This little guy was also a freebie – at least one of us is slightly corporate! – but I honestly don’t use it that much. I’m not really a takeaway drink person, I also find in France it’s not that commonplace to see people walking around with Starbucks takeaways (you sit down with your coffee here!), but if you enjoy a Costa while strolling the streets then this is definitely for you- no arguments.
3. Plastic bags to cotton tote bags and produce bags.
I had a few tote bags kicking around which I now keep in my bag in case I pop to a shop, and I made these little produce bags from an old pair of (washed!!) pyjamas. I use them for buying fruit&veg at the supermarket (but I #leaveitontheshelf – love a good zero waste hashtag – if it’s packaged in plastic!
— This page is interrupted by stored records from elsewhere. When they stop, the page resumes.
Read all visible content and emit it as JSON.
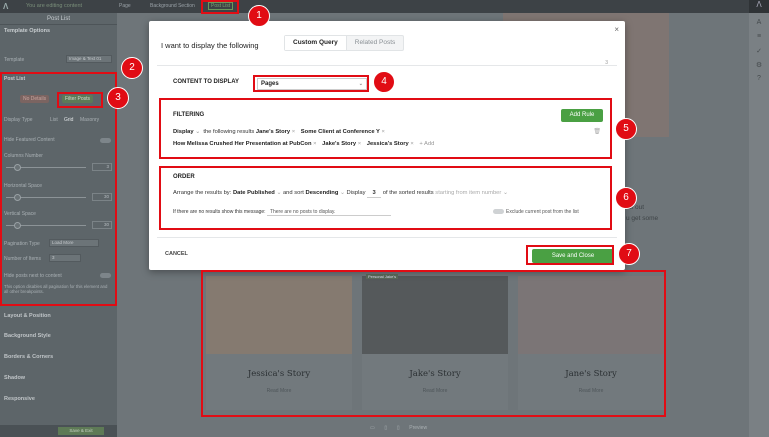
{
  "topbar": {
    "status": "You are editing content",
    "crumbs": [
      "Page",
      "Background Section",
      "Post List"
    ]
  },
  "sidebar": {
    "title": "Post List",
    "template_options": "Template Options",
    "template_label": "Template",
    "template_value": "Image & Text 01",
    "post_list": "Post List",
    "tab_no_details": "No Details",
    "tab_filter_posts": "Filter Posts",
    "display_type_label": "Display Type",
    "display_type_options": [
      "List",
      "Grid",
      "Masonry"
    ],
    "hide_featured": "Hide Featured Content",
    "columns_number": "Columns Number",
    "columns_value": "3",
    "horizontal_space": "Horizontal Space",
    "horizontal_value": "30",
    "vertical_space": "Vertical Space",
    "vertical_value": "30",
    "pagination_type": "Pagination Type",
    "pagination_value": "Load More",
    "number_of_items": "Number of Items",
    "number_value": "3",
    "hide_after": "Hide posts next to content",
    "note": "This option disables all pagination for this element and all other breakpoints.",
    "layout_position": "Layout & Position",
    "background_style": "Background Style",
    "borders_corners": "Borders & Corners",
    "shadow": "Shadow",
    "responsive": "Responsive",
    "save_label": "Save & Exit"
  },
  "page": {
    "side_text": [
      "ab out",
      "u get some"
    ],
    "cards": [
      {
        "name": "Jessica's Story",
        "read_more": "Read More",
        "color": "#857a70"
      },
      {
        "name": "Jake's Story",
        "read_more": "Read More",
        "color": "#55595b",
        "tag": "Personal Jake's"
      },
      {
        "name": "Jane's Story",
        "read_more": "Read More",
        "color": "#7b7576"
      }
    ],
    "bottom_icons": [
      "desktop-icon",
      "tablet-icon",
      "mobile-icon"
    ],
    "preview": "Preview"
  },
  "modal": {
    "heading": "I want to display the following",
    "tabs": [
      "Custom Query",
      "Related Posts"
    ],
    "page_number": "3",
    "content_label": "CONTENT TO DISPLAY",
    "content_value": "Pages",
    "filter": {
      "label": "FILTERING",
      "add_rule": "Add Rule",
      "display": "Display",
      "results_text": "the following results",
      "tags_line1": [
        "Jane's Story",
        "Some Client at Conference Y"
      ],
      "tags_line2": [
        "How Melissa Crushed Her Presentation at PubCon",
        "Jake's Story",
        "Jessica's Story"
      ],
      "add": "+ Add"
    },
    "order": {
      "label": "ORDER",
      "arrange": "Arrange the results by:",
      "sort_field": "Date Published",
      "and_sort": "and sort",
      "direction": "Descending",
      "display": "Display",
      "count": "3",
      "of_sorted": "of the sorted results",
      "start_placeholder": "starting from item number",
      "no_results_label": "If there are no results show this message:",
      "no_results_value": "There are no posts to display.",
      "exclude_label": "Exclude current post from the list"
    },
    "cancel": "CANCEL",
    "save": "Save and Close"
  },
  "badges": [
    "1",
    "2",
    "3",
    "4",
    "5",
    "6",
    "7"
  ],
  "colors": {
    "annotation_red": "#e10c14",
    "accent_green": "#4aa043"
  }
}
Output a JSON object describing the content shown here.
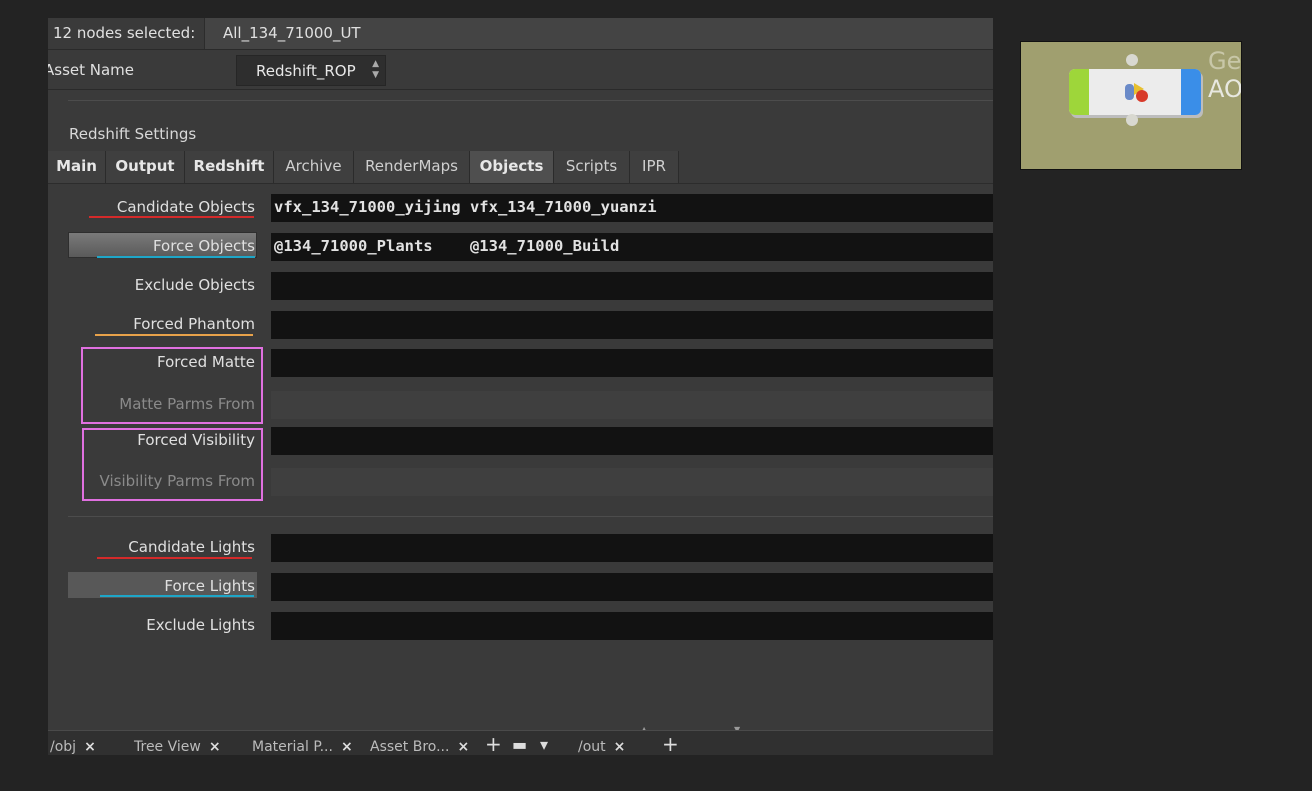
{
  "header": {
    "selection_label": "12 nodes selected:",
    "selection_value": "All_134_71000_UT"
  },
  "asset": {
    "label": "Asset Name",
    "value": "Redshift_ROP",
    "arrows": "▲\n▼"
  },
  "section_title": "Redshift Settings",
  "tabs": [
    {
      "label": "Main",
      "bold": true
    },
    {
      "label": "Output",
      "bold": true
    },
    {
      "label": "Redshift",
      "bold": true
    },
    {
      "label": "Archive",
      "bold": false
    },
    {
      "label": "RenderMaps",
      "bold": false
    },
    {
      "label": "Objects",
      "bold": true,
      "active": true
    },
    {
      "label": "Scripts",
      "bold": false
    },
    {
      "label": "IPR",
      "bold": false
    }
  ],
  "params": {
    "candidate_objects": {
      "label": "Candidate Objects",
      "value": "vfx_134_71000_yijing vfx_134_71000_yuanzi"
    },
    "force_objects": {
      "label": "Force Objects",
      "value": "@134_71000_Plants    @134_71000_Build"
    },
    "exclude_objects": {
      "label": "Exclude Objects",
      "value": ""
    },
    "forced_phantom": {
      "label": "Forced Phantom",
      "value": ""
    },
    "forced_matte": {
      "label": "Forced Matte",
      "value": ""
    },
    "matte_parms_from": {
      "label": "Matte Parms From",
      "value": ""
    },
    "forced_visibility": {
      "label": "Forced Visibility",
      "value": ""
    },
    "visibility_parms_from": {
      "label": "Visibility Parms From",
      "value": ""
    },
    "candidate_lights": {
      "label": "Candidate Lights",
      "value": ""
    },
    "force_lights": {
      "label": "Force Lights",
      "value": ""
    },
    "exclude_lights": {
      "label": "Exclude Lights",
      "value": ""
    }
  },
  "bottom_tabs": [
    {
      "label": "/obj",
      "close": "×"
    },
    {
      "label": "Tree View",
      "close": "×"
    },
    {
      "label": "Material P...",
      "close": "×"
    },
    {
      "label": "Asset Bro...",
      "close": "×"
    },
    {
      "label": "/out",
      "close": "×"
    }
  ],
  "bottom_icons": {
    "plus": "+",
    "panel": "▬",
    "caret": "▾",
    "plus2": "+"
  },
  "thumbnail": {
    "text_top": "Ge",
    "text_bottom": "AO"
  },
  "colors": {
    "underline_red": "#d42a2a",
    "underline_blue": "#1ea6c8",
    "underline_orange": "#e8a24a",
    "highlight_box": "#e070e0",
    "node_green": "#9ed63a",
    "node_blue": "#3a8ee8",
    "thumb_bg": "#a09f6f"
  }
}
Not sure how I’ll cope when berry season comes around… ), I use them for all sorts of dry goods from the bulk shop, and I would use one if I were to buy something like a croissant on the go. If they start to look a bit grubby or have crumbs from nuts or biscuits, I just chuck them in the wash!
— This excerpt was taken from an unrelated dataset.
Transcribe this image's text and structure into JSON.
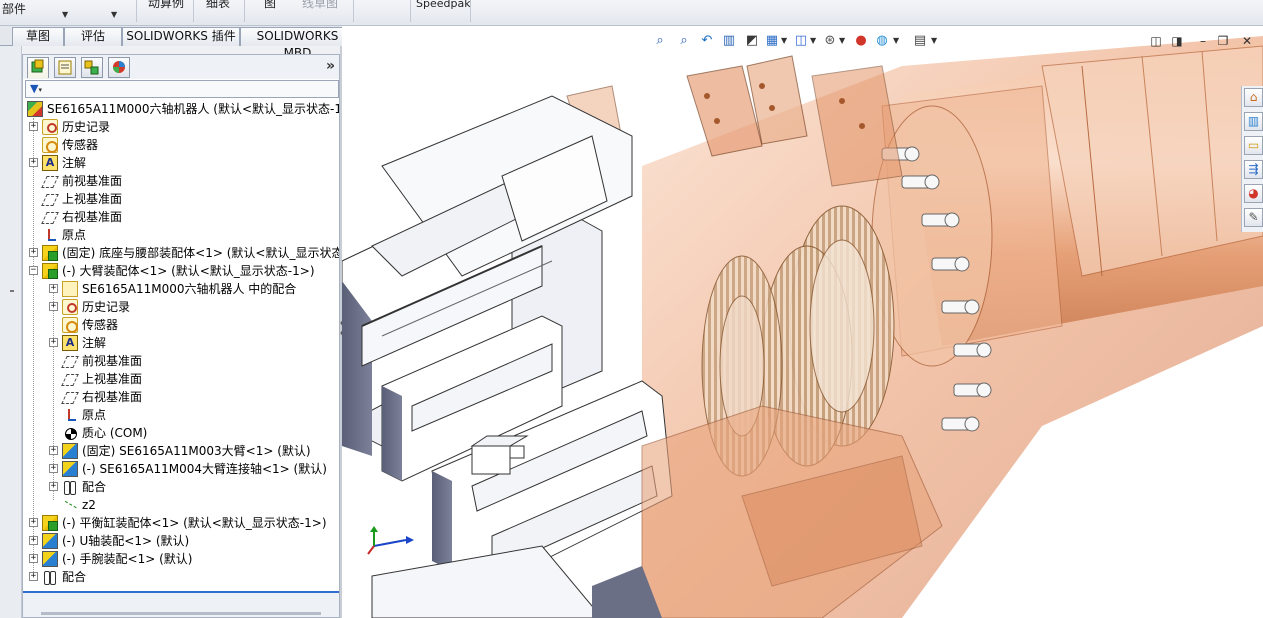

4. Clingfilm / tinfoil to beeswax food wraps.
These are great, and mean that you can avoid chuckable plastics such as clingfilm. I love the idea that I’ll never have to buy clingfilm again- it feels liberating! Crafty (and bee-keeping??) people can make these themselves, or you can buy them online or from all sorts of eco stores (mine cost 12€). The warmth of your hands moulds the beeswax around the food but be warned- they are not for use with hot things. I once tried to wrap up a boiled egg, and the wax started to melt in my hands!
5. Plastic toothbrushes to bamboo toothbrushes!
Plastic toothbrushes cannot usually be recycled which means that almost all plastic toothbrushes ever made are STILL IN EXISTENCE. They will outlive us all! Swap to bamboo (this one was roughly 2€50) and you can at least compost up to the head of the brush (got your saw handy?), but you will mostly still need to throw away the nylon bristles. The search for the perfect alternative continues…
6. Cotton wool pads / make-up wipes to washable cotton pads.
I bought these and quickly realised that I could have made them myself (can’t remember the price but I want to say less than 10€). However, I think it’s good to support eco business ventures! These are organic, with brushed cotton on one side and smooth fabric on the other, but by cutting up a flannel you would have the same effect. Just smoosh your cleanser onto the cotton square, and bam! You’ve got yourself a cotton pad which you can rinse under the tap and leave to dry for the next day. Cotton pads aren’t the worst piece of trash ever invented, but they usually come in a plastic package which can’t be recycled in your kerb-side collection, and the cotton industry is one of the biggest pollutants in the world (unless you’re buying organic).
7. Body wash in bottles to good old-fashioned soap.
This particular bar (5€50) was designed for hair, but after 3 uses and a lot of apple cider vinegar to wash out the gross residue it left in my hair, I decided to re-purpose it as normal soap (insider secret: shampoo IS just soap with a fancy name!). Just be aware that in places like Lush, although the soaps are often sold packaging-free which is amazing and a step in the right direction, they still contain nasty chemicals which are harmful to water systems and the fishies that live in them (looking at you, Sodium Lauryl Sulphate). This one is totally natural, it’s working fine as a body wash, and gets to live inside this cute tin that my dear friend Eilidh gave me! Who doesn’t love the image of a badger riding a bicycle?
8. Shampoo in bottles to shampoo in bars!
I tried the more expensive version (9€) of the above shampoo bar in my search for the perfect one, and I am thrilled to say that after 3 washes there is no residue, my hair feels silky smooth sans any conditioner, and I’ve avoided a plastic bottle! Win, win, and more wins!
So there we go, 8 fairly easy swaps to start living with less trash! Apart from the coffee cup, I use all of these items almost daily, which is a stark reminder of how much trash I used to produce less than a year ago.
And just to stress, I’m in no way living a zero waste life, but it’s like the carrot that motivates me to keep going and I love finding little alternatives to waste. Don’t hesitate to share any other swaps you can think of!
Thanks for reading, and let’s keep greening up our lives!